Even today – perhaps even more so today – it’s not uncommon for colleagues to question or criticize DEI initiatives. Sometimes, that pushback comes from fellow executives or influential department heads.
How confident you are as a DEI leader in navigating conversations with DEI skeptics has a lot to do with two key factors: 1. how well you’ve quantified DEI’s impact on your organization’s strategic objectives and 2. how much support you have from the CEO.
We asked members of the Senior Executive DEI Think Tank – a criteria-based organization for DEI decision-makers at large companies, nonprofit organizations, and government agencies – to share their playbooks for responding to DEI pushback from internal sources. Consider the following.
This is a two-pronged approach. The first is to help people understand the direction of the organization: This is where we want to go and the impact we want to make. The second is to understand the person’s journey and how their alignment can create more value for them: “What’s in it for me?”
Now, are you with us?
Answer questions compassionately, while being clear that DEI is a non-negotiable priority at the company.
Align DEI initiatives with individual and departmental goals. Share how DEI helps meet and support the goals.
After making change a part of the DNA of your organization’s culture, research suggests that people are less resistant to change when they are provided the authority to make decisions or share their opinion in regard to the proposed change regardless of role level.
DEI professionals must communicate why the change is happening, address and help reconcile what people are feeling emotionally in response to the change, and ensure the change happens in a form that doesn’t result in too many tasks being placed on people at once.
Last, there needs to be an ask for people to reaffirm expectations around certain DEI initiatives (e.g. beginning a declaration of the company espousing DEI) when appropriate and a push to put systems of accountability in place to ensure that pushback is mitigated.
Lean on mission and vision, which supports DEI. Also, having continuous involvement in DEI initiatives from the CEO is helpful.
I listen, then share our organizational goals. Then I move on.
When I receive pushback from employees or senior leaders on DEI initiatives, I try to find out what the root cause of the pushback or concern is. My goal is to obtain data on the specific concerns the employees or senior leaders have with a proposed DEI initiative.
Several ways to obtain this data are by taking pulse surveys and meeting directly with senior leaders to gain their buy-in. All feedback, whether positive or negative, helps further engagement overall.
Continuous education and awareness are key. We work hard to make sure that our employees are heard, as well as senior leaders, but, ultimately, we need to work together to make progress.
Oftentimes, the biggest challenge is not pushback from employees or senior leaders—it’s getting everyone to feel ownership and accountability for embedding and driving DEI within their respective areas, rather than expecting that it is the sole responsibility of the DEI department.
We address this through education and initiatives that inform and empower our employees and leaders, but also through setting clear and measurable DEI goals at every level and across every function of the organization so that it is clear it is everyone’s responsibility.
Demonstrate the business impact of DEI initiatives on business results.

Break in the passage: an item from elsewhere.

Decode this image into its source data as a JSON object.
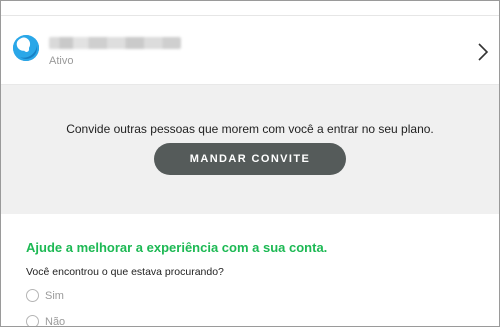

There are multiple strategies that are employed depending upon the individual or group – especially because DEI implementation is change management, and it is important to assess where folks and the organization as a whole are in their readiness to adapt and to go through a change process, regardless of whether an initiative is small or is a larger change that will happen over time.
This includes patience, education, effective communication, engagement of stakeholders, pilot programs, creating business cases, defining and implementing measures of success and building support through sharing outcomes, influencing leadership, involving everyone, addressing fears and misconceptions as they arise, and engaging my external network of DEI practitioners when necessary for another perspective or fresh ideas.